[Web page and app entries]
--
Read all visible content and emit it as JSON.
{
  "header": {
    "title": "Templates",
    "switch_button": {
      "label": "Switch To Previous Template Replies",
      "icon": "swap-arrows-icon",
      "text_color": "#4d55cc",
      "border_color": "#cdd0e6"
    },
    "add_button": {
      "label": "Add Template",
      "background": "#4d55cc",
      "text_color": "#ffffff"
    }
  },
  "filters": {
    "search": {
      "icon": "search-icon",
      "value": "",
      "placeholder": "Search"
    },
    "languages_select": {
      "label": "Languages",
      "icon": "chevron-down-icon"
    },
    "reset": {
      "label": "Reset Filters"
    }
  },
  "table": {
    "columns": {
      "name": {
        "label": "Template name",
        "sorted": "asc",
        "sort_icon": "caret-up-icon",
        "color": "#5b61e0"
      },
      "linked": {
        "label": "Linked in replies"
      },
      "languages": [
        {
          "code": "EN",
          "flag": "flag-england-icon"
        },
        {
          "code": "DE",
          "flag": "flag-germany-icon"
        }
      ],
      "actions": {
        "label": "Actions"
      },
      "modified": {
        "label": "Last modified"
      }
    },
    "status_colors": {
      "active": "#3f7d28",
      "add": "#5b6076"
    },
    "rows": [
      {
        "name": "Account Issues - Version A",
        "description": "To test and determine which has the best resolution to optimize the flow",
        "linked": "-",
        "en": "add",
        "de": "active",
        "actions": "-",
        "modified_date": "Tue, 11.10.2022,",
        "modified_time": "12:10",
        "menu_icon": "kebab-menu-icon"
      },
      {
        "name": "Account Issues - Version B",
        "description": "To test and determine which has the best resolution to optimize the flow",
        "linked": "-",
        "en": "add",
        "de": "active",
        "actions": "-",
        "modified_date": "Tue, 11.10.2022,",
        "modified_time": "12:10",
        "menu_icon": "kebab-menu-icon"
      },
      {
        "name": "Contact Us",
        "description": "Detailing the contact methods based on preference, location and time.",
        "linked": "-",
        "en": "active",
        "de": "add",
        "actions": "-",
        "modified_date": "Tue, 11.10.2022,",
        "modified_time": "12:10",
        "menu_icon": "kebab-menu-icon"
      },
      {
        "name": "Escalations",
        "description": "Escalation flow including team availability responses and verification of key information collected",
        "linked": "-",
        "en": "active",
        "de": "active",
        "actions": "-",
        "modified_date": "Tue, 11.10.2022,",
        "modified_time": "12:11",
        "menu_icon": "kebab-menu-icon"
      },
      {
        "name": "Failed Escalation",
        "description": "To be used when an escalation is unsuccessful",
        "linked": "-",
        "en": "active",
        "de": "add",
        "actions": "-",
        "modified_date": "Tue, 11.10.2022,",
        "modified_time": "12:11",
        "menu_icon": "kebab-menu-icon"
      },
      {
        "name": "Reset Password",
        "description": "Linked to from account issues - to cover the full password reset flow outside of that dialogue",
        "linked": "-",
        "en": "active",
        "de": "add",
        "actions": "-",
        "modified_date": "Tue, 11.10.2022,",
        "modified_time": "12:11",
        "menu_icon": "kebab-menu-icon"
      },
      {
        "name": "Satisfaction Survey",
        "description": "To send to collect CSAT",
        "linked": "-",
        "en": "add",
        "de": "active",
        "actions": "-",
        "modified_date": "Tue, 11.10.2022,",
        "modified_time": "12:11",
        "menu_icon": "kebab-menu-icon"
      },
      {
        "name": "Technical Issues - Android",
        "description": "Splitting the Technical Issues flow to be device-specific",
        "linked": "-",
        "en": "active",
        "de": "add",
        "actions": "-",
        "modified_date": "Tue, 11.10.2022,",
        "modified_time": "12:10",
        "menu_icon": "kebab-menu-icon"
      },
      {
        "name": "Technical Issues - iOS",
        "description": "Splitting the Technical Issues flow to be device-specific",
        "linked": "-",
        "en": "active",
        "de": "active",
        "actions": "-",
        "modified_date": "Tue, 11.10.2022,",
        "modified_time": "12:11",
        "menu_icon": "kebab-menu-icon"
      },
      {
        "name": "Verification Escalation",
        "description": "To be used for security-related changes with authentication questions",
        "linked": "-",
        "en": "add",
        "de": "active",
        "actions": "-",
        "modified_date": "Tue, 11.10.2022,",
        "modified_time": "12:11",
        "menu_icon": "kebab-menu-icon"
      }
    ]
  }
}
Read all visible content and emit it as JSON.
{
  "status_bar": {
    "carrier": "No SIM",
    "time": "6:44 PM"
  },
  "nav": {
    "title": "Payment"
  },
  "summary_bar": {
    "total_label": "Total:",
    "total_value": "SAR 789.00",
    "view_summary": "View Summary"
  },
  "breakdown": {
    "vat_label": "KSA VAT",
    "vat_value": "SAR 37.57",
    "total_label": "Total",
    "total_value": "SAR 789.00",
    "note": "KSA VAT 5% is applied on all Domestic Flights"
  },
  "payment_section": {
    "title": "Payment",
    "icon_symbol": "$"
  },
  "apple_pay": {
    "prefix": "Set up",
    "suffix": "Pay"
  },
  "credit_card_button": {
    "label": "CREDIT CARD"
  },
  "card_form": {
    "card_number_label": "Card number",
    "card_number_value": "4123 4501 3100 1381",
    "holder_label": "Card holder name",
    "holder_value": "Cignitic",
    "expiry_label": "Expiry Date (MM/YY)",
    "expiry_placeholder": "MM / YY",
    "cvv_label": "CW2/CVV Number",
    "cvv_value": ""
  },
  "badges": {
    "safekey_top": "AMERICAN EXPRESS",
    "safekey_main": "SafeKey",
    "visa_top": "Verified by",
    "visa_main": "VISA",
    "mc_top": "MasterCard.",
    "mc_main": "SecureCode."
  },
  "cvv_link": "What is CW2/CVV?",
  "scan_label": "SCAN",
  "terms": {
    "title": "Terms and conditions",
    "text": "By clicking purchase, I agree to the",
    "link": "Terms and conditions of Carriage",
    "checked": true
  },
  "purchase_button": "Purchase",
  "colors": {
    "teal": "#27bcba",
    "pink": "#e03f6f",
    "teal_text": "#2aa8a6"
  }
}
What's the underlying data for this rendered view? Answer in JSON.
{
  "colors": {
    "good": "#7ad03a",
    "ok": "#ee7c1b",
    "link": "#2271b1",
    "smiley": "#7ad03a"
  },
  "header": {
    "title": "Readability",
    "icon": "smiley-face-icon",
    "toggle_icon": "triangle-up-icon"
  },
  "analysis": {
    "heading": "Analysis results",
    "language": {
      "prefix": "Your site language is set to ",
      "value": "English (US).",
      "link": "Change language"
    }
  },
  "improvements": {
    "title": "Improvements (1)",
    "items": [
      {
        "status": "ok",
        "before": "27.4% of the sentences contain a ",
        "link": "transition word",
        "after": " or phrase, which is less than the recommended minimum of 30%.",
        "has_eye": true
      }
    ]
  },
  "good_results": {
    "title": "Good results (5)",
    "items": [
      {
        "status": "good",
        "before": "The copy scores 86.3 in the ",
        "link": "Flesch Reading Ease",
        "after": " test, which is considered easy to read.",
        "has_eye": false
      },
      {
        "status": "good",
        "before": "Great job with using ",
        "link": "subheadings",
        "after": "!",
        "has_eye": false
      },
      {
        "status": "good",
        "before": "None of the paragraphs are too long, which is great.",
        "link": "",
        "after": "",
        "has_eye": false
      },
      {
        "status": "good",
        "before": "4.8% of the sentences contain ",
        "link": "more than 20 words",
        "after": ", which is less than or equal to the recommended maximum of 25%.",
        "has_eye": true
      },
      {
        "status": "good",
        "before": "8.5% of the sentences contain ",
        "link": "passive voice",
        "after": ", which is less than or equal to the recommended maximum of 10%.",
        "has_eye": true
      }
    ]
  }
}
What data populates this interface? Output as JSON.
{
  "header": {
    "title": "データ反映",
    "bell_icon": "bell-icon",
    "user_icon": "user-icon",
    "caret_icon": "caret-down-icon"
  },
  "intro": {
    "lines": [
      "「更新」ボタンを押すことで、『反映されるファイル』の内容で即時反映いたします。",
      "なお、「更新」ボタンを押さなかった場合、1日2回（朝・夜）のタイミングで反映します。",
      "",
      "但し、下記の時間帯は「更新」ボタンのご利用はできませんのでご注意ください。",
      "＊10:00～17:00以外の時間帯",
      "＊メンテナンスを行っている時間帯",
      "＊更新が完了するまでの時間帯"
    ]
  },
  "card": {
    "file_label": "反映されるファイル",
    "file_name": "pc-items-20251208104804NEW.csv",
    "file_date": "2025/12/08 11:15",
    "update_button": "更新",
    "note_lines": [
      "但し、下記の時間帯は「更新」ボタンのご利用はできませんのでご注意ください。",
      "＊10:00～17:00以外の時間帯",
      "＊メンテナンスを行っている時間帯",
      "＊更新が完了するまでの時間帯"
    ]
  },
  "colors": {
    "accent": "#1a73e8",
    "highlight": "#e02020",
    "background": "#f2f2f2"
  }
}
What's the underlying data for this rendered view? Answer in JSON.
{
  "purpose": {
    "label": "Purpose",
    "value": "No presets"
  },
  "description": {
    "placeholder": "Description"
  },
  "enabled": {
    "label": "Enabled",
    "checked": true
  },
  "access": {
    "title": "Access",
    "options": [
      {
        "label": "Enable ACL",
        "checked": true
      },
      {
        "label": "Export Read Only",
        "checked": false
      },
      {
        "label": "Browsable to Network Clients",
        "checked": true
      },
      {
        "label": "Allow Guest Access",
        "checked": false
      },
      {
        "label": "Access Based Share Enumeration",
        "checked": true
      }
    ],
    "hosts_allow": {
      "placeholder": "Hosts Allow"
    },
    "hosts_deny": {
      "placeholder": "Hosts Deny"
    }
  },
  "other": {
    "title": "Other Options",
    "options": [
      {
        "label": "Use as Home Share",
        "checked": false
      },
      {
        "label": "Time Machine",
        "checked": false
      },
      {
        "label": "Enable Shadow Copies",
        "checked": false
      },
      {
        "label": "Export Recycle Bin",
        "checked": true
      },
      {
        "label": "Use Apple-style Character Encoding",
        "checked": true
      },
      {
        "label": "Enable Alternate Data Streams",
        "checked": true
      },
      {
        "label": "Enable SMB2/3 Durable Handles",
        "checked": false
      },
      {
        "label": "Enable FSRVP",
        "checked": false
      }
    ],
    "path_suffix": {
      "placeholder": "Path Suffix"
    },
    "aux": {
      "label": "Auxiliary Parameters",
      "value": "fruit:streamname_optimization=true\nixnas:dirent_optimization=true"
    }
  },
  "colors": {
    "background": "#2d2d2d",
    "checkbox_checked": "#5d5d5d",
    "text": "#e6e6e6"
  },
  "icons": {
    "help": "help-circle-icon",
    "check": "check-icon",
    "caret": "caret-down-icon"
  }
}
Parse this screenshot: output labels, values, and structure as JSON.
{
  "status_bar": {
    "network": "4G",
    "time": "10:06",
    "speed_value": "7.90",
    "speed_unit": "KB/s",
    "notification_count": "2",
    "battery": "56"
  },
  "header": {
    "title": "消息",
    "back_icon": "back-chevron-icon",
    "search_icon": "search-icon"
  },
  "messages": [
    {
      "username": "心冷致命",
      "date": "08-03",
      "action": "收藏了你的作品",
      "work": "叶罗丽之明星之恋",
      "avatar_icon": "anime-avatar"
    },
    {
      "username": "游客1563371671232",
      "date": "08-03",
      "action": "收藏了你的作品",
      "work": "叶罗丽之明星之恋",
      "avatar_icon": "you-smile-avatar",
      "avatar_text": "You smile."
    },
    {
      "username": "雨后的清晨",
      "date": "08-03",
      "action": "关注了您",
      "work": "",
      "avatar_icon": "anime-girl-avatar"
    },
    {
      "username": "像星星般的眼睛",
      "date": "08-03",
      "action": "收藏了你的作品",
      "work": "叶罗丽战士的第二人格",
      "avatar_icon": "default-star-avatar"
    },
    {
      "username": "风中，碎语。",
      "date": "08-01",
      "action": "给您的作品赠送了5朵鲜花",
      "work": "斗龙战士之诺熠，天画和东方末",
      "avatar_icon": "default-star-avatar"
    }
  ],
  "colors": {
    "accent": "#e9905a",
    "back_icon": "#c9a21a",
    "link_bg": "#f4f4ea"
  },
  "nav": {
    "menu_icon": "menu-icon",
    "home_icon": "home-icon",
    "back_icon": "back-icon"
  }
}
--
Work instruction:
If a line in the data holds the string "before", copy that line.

Response:
        "before": "27.4% of the sentences contain a ",
        "before": "The copy scores 86.3 in the ",
        "before": "Great job with using ",
        "before": "None of the paragraphs are too long, which is great.",
        "before": "4.8% of the sentences contain ",
        "before": "8.5% of the sentences contain ",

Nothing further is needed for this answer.